▸ WHAT THIS TASK INVOLVES: Wherever the string "alerta" shows up in the records below, return that line.

▸ RECORD EXTRACTS:
=-=-=
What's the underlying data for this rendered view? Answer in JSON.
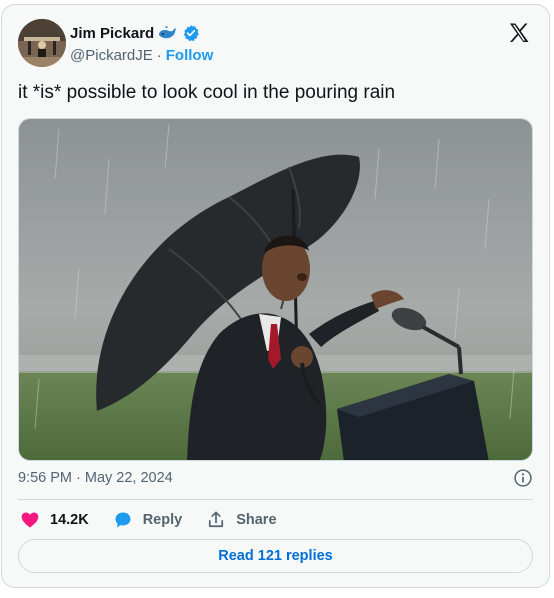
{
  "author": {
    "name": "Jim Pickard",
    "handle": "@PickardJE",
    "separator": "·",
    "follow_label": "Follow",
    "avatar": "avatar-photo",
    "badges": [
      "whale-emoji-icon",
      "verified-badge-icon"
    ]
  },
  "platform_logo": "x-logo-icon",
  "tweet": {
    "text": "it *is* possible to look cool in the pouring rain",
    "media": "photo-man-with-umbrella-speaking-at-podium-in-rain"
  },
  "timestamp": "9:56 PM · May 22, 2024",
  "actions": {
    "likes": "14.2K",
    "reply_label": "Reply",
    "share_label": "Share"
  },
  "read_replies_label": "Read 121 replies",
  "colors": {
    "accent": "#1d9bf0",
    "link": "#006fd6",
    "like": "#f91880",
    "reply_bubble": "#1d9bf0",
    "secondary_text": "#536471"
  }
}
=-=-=
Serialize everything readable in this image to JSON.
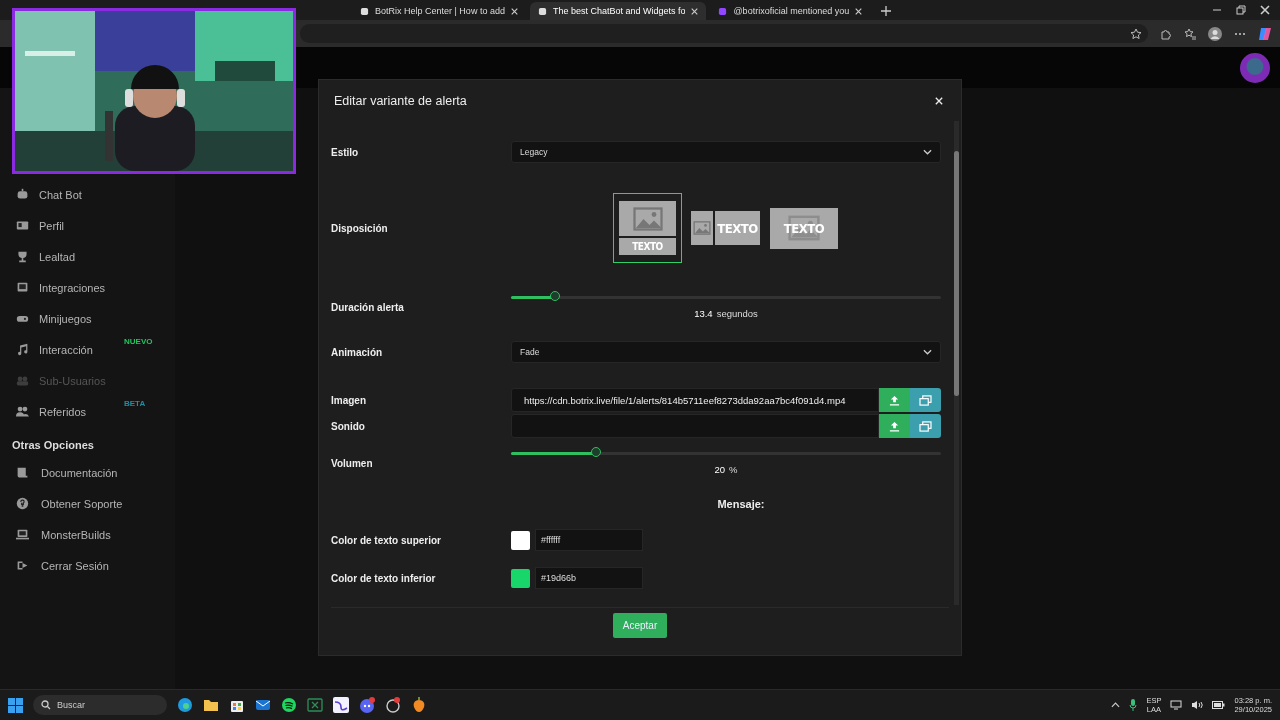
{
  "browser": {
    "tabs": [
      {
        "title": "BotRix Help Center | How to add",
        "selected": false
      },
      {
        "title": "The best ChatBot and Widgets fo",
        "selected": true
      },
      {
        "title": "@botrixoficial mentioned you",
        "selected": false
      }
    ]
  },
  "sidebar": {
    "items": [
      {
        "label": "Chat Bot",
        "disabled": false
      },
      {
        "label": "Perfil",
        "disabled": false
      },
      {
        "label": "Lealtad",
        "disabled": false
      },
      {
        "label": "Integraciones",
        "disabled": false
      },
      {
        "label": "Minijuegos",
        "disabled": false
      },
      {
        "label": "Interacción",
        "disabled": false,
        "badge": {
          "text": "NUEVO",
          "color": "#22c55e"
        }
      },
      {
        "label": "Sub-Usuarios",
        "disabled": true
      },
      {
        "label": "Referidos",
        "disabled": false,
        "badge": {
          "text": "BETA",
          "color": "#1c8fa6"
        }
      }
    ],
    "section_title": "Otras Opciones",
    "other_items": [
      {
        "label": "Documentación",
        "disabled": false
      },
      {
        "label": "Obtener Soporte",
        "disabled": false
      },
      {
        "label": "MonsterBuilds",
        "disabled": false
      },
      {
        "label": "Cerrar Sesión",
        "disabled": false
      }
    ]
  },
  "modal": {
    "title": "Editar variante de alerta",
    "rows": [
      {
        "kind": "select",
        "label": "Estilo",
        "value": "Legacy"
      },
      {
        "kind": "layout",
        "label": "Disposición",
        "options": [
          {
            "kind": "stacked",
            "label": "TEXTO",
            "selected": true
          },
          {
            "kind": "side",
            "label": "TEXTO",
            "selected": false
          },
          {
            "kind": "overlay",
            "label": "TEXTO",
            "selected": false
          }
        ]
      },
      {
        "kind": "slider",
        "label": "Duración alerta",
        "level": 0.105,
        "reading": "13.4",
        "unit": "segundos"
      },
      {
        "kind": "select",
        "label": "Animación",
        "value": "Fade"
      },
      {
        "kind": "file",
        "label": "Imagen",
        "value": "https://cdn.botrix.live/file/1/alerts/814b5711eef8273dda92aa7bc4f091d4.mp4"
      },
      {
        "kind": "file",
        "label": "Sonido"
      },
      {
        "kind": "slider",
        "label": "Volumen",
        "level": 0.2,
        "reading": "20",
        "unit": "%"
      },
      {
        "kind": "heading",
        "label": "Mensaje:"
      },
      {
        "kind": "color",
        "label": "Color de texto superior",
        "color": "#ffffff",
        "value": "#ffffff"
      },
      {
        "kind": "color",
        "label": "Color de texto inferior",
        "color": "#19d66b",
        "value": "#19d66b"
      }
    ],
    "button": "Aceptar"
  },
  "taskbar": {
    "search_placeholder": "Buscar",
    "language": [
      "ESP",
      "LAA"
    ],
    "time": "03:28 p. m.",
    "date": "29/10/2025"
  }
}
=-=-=
▸ RESPONSE AREA:
    "title": "Editar variante de alerta",
        "label": "Duración alerta",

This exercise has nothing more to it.